Trevino: The final pitch to VCs. After the long hours of intense work, you know your product inside and out, you have already gone through all alternative ideas you decided to discard and you know exactly why your product is the best investment. It’s just about a comprehensive short explanation of all you know.


Boochever: It was easier than I expected to work with my team. Everyone came in incredibly energized and ready to work, and that contributed to a really amazing experience.

Gloger: The teamwork aspects of the project. Everyone got along really well, and it was really easy and productive to collaborate as a group.

Startup Bootcamp for Lawyers 25


4.  What takeaway was the most helpful from the teachers?

Ni: “The most helpful takeaway from the teachers was that you can apply the principles of entrepreneurship to your own life.

Trevino: “The importance to take full advantage of being a Stanford student to pursue your dreams. It’s a rare opportunity that goes by fast.”

Wu: “Tips about pitching.”

Gloger: “That the best part of negotiating or designing a product is to truly listen to the other side to better understand their needs, pains, or wants. Working collaboratively towards solving them is then the best way of negotiating/designing a product.”

5.  What takeaway from the VCs was most helpful?
Trevino: “Test your key business hypothesis early and as cheaply as you can. Avoid taking money from VCs for as long as you can.”

Wu: “Tips about what they are looking for.”

Boochever: If you’re going to start your own company, make sure it’s something you’re truly passionate about. It takes a lot of hard work, and you might face a lot of rejection, so you need to really believe in your idea.

6. Where do you plan/hope to be in 5 years?
Trevino: “I plan to be back home in Mexico leading law innovation in the country through my legal practice.”

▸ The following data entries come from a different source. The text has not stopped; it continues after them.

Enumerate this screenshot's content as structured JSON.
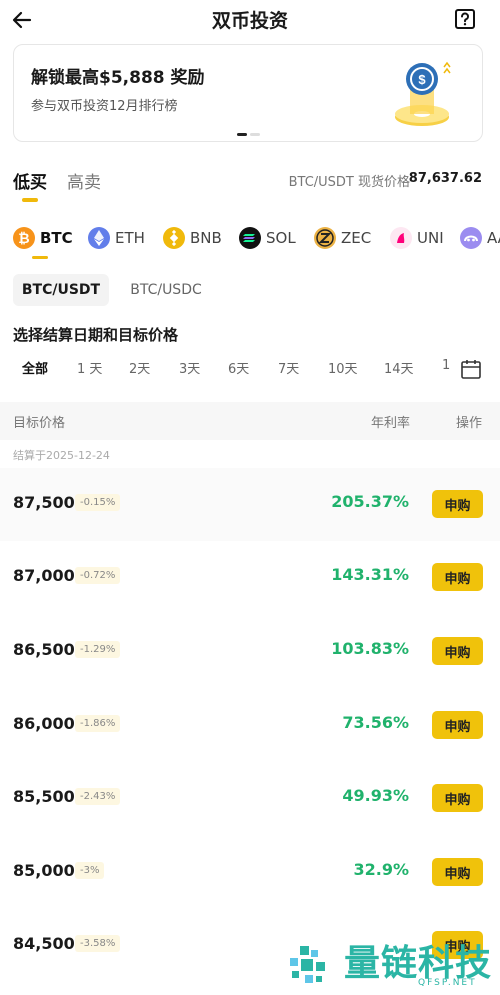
{
  "header": {
    "title": "双币投资",
    "back_icon": "arrow-left-icon",
    "help_icon": "help-icon"
  },
  "banner": {
    "title": "解锁最高$5,888 奖励",
    "subtitle": "参与双币投资12月排行榜",
    "art_icon": "usdc-coin-icon"
  },
  "tabs": [
    {
      "label": "低买",
      "active": true
    },
    {
      "label": "高卖",
      "active": false
    }
  ],
  "spot": {
    "label": "BTC/USDT 现货价格",
    "value": "87,637.62"
  },
  "coins": [
    {
      "symbol": "BTC",
      "icon": "btc-icon",
      "color": "#f7931a",
      "active": true
    },
    {
      "symbol": "ETH",
      "icon": "eth-icon",
      "color": "#627eea",
      "active": false
    },
    {
      "symbol": "BNB",
      "icon": "bnb-icon",
      "color": "#f0b90b",
      "active": false
    },
    {
      "symbol": "SOL",
      "icon": "sol-icon",
      "color": "#111111",
      "active": false
    },
    {
      "symbol": "ZEC",
      "icon": "zec-icon",
      "color": "#ecb244",
      "active": false
    },
    {
      "symbol": "UNI",
      "icon": "uni-icon",
      "color": "#ff007a",
      "active": false
    },
    {
      "symbol": "AAVE",
      "icon": "aave-icon",
      "color": "#9b8cf0",
      "active": false
    }
  ],
  "pairs": [
    {
      "label": "BTC/USDT",
      "active": true
    },
    {
      "label": "BTC/USDC",
      "active": false
    }
  ],
  "section_title": "选择结算日期和目标价格",
  "dates": [
    "全部",
    "1 天",
    "2天",
    "3天",
    "6天",
    "7天",
    "10天",
    "14天",
    "1"
  ],
  "table": {
    "headers": {
      "price": "目标价格",
      "rate": "年利率",
      "op": "操作"
    },
    "settle_label": "结算于2025-12-24",
    "rows": [
      {
        "price": "87,500",
        "pct": "-0.15%",
        "rate": "205.37%",
        "action": "申购"
      },
      {
        "price": "87,000",
        "pct": "-0.72%",
        "rate": "143.31%",
        "action": "申购"
      },
      {
        "price": "86,500",
        "pct": "-1.29%",
        "rate": "103.83%",
        "action": "申购"
      },
      {
        "price": "86,000",
        "pct": "-1.86%",
        "rate": "73.56%",
        "action": "申购"
      },
      {
        "price": "85,500",
        "pct": "-2.43%",
        "rate": "49.93%",
        "action": "申购"
      },
      {
        "price": "85,000",
        "pct": "-3%",
        "rate": "32.9%",
        "action": "申购"
      },
      {
        "price": "84,500",
        "pct": "-3.58%",
        "rate": "",
        "action": "申购"
      }
    ]
  },
  "watermark": {
    "text": "量链科技",
    "sub": "QFSP.NET"
  },
  "colors": {
    "accent": "#f0b90b",
    "positive": "#20b26c",
    "button": "#f0c20b"
  }
}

Wu: “I’m not sure! But now I’m definitely more open to doing something entrepreneurial or working with entrepreneurs.”

Startup Bootcamp for Lawyers 26



1. What was most satisfying? To see the law students roll up their sleeves to design prototypes and refine their products. They were flexing their intellectual muscles in ways they never expected as law students. Every lawyer doesn’t need to pursue the startup path, but exposure to the disciplines required to be a startup founder (product, design, etc.) are valuable for being successful in their future careers. This type of cross-disciplinary training will help prepare them to be more entrepreneurial and flexible—to adapt to future changes—resulting from new technologies or processes that will impact our profession.

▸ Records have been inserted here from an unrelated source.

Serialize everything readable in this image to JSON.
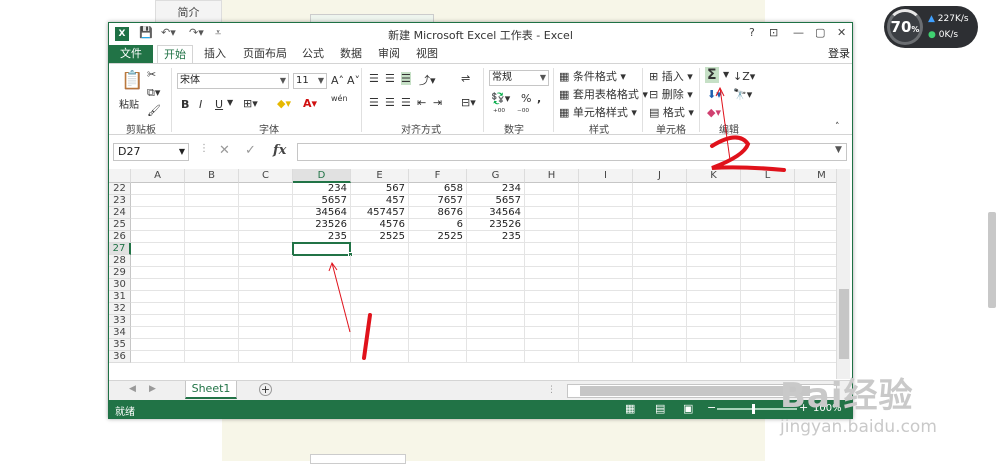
{
  "background": {
    "tab_label": "简介"
  },
  "net_widget": {
    "percent": "70",
    "percent_unit": "%",
    "up": "227K/s",
    "down": "0K/s"
  },
  "titlebar": {
    "logo": "X",
    "title": "新建 Microsoft Excel 工作表 - Excel",
    "help": "?",
    "minimize": "—",
    "restore": "▢",
    "close": "✕"
  },
  "tabs": {
    "file": "文件",
    "items": [
      "开始",
      "插入",
      "页面布局",
      "公式",
      "数据",
      "审阅",
      "视图"
    ],
    "active": "开始",
    "login": "登录"
  },
  "ribbon": {
    "clipboard": {
      "paste": "粘贴",
      "label": "剪贴板"
    },
    "font": {
      "name": "宋体",
      "size": "11",
      "grow": "A˄",
      "shrink": "A˅",
      "bold": "B",
      "italic": "I",
      "underline": "U",
      "wen": "wén",
      "label": "字体"
    },
    "alignment": {
      "label": "对齐方式"
    },
    "number": {
      "format": "常规",
      "percent": "%",
      "comma": ",",
      "label": "数字"
    },
    "styles": {
      "conditional": "条件格式",
      "table_format": "套用表格格式",
      "cell_styles": "单元格样式",
      "label": "样式"
    },
    "cells": {
      "insert": "插入",
      "delete": "删除",
      "format": "格式",
      "label": "单元格"
    },
    "editing": {
      "sum": "Σ",
      "label": "编辑"
    }
  },
  "formula_bar": {
    "name_box": "D27",
    "cancel": "✕",
    "enter": "✓",
    "fx": "fx",
    "content": ""
  },
  "columns": [
    "A",
    "B",
    "C",
    "D",
    "E",
    "F",
    "G",
    "H",
    "I",
    "J",
    "K",
    "L",
    "M"
  ],
  "selected_column": "D",
  "rows": [
    {
      "n": "22",
      "cells": {
        "D": "234",
        "E": "567",
        "F": "658",
        "G": "234"
      }
    },
    {
      "n": "23",
      "cells": {
        "D": "5657",
        "E": "457",
        "F": "7657",
        "G": "5657"
      }
    },
    {
      "n": "24",
      "cells": {
        "D": "34564",
        "E": "457457",
        "F": "8676",
        "G": "34564"
      }
    },
    {
      "n": "25",
      "cells": {
        "D": "23526",
        "E": "4576",
        "F": "6",
        "G": "23526"
      }
    },
    {
      "n": "26",
      "cells": {
        "D": "235",
        "E": "2525",
        "F": "2525",
        "G": "235"
      }
    },
    {
      "n": "27",
      "cells": {}
    },
    {
      "n": "28",
      "cells": {}
    },
    {
      "n": "29",
      "cells": {}
    },
    {
      "n": "30",
      "cells": {}
    },
    {
      "n": "31",
      "cells": {}
    },
    {
      "n": "32",
      "cells": {}
    },
    {
      "n": "33",
      "cells": {}
    },
    {
      "n": "34",
      "cells": {}
    },
    {
      "n": "35",
      "cells": {}
    },
    {
      "n": "36",
      "cells": {}
    }
  ],
  "selected_row": "27",
  "sheets": {
    "active": "Sheet1",
    "add": "+"
  },
  "status": {
    "ready": "就绪",
    "zoom": "100%"
  },
  "annotations": {
    "one": "1",
    "two": "2"
  },
  "watermark": {
    "brand": "Bai经验",
    "url": "jingyan.baidu.com"
  },
  "colors": {
    "excel_green": "#217346",
    "annotation_red": "#e0121b"
  }
}
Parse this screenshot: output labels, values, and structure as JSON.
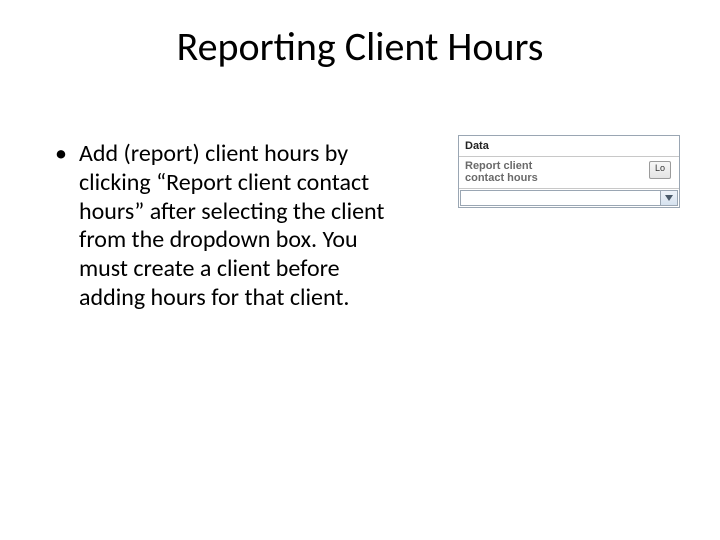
{
  "title": "Reporting Client Hours",
  "bullet": "Add (report) client hours by clicking “Report client contact hours” after selecting the client from the dropdown box. You must create a client before adding hours for that client.",
  "panel": {
    "header": "Data",
    "label_line1": "Report client",
    "label_line2": "contact hours",
    "button": "Lo"
  }
}
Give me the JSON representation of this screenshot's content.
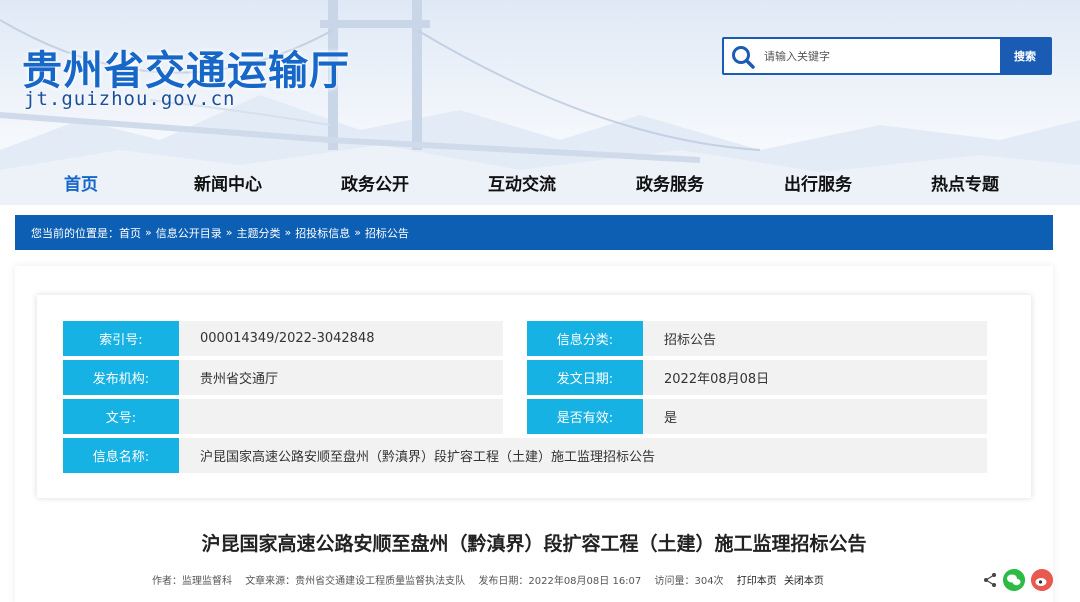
{
  "header": {
    "site_title": "贵州省交通运输厅",
    "site_domain": "jt.guizhou.gov.cn"
  },
  "search": {
    "placeholder": "请输入关键字",
    "button_label": "搜索"
  },
  "nav": {
    "items": [
      {
        "label": "首页"
      },
      {
        "label": "新闻中心"
      },
      {
        "label": "政务公开"
      },
      {
        "label": "互动交流"
      },
      {
        "label": "政务服务"
      },
      {
        "label": "出行服务"
      },
      {
        "label": "热点专题"
      }
    ]
  },
  "breadcrumb": {
    "prefix": "您当前的位置是：",
    "items": [
      "首页",
      "信息公开目录",
      "主题分类",
      "招投标信息",
      "招标公告"
    ],
    "separator": "»"
  },
  "info": {
    "index_label": "索引号:",
    "index_value": "000014349/2022-3042848",
    "category_label": "信息分类:",
    "category_value": "招标公告",
    "publisher_label": "发布机构:",
    "publisher_value": "贵州省交通厅",
    "date_label": "发文日期:",
    "date_value": "2022年08月08日",
    "docno_label": "文号:",
    "docno_value": "",
    "valid_label": "是否有效:",
    "valid_value": "是",
    "name_label": "信息名称:",
    "name_value": "沪昆国家高速公路安顺至盘州（黔滇界）段扩容工程（土建）施工监理招标公告"
  },
  "article": {
    "title": "沪昆国家高速公路安顺至盘州（黔滇界）段扩容工程（土建）施工监理招标公告",
    "author": "作者：监理监督科",
    "source": "文章来源：贵州省交通建设工程质量监督执法支队",
    "publish_date": "发布日期：2022年08月08日 16:07",
    "views": "访问量：304次",
    "print_label": "打印本页",
    "close_label": "关闭本页"
  },
  "colors": {
    "brand_blue": "#1667c7",
    "breadcrumb_bg": "#0d5fb4",
    "label_cyan": "#17b2e4",
    "wechat_green": "#2dbb45",
    "weibo_red": "#e85a4f"
  }
}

2. What surprised you? The passion and seriousness with which the law students took each of their product and design assignments. They may never have done this before, but the students were hell bent on delivering a great final product.

3. What was your favorite moment? When all of the law students, after their countless hours of hard work, presented their business pitches and prototypes to the panel of venture capitalists. I think many were surprised by what they could produce in just a couple of days, with no prior exposure to this area.

4. What will you do next? We aim to refine this class and open it up to more students. It meets a unmet demand—many law students want to learn what it takes to run a startup, either to start their own or work with them in their future careers. As organizers, we were also deeply humbled that our goal to teach a dozen or so students to start thinking like (and maybe becoming) startup entrepreneurs turned into this Stanford class of 25 driven students prototyping, pitching, negotiating and competing to be the best idea. We were so proud of the students when Saad Khan, one of our VC panelists, said their final pitches were “like startups that had been building your companies for a while” and not just over the weekend. Again, this is thanks to our collective effort to bring a more entrepreneurial spirit to the law school.

Startup Bootcamp for Lawyers 5



Susan Salkind summed up the experience: “It was great fun working with such a highly engaged group of students, and to see the evolution within each team from concept to polished pitch by the end of the weekend. Tons of energy and entrepreneurial spirit in the room!




Monica Bay is a Fellow at CodeX and a freelance journalist and analyt. She is a member of the California bar.  Email: Twitter: @MonicaBay.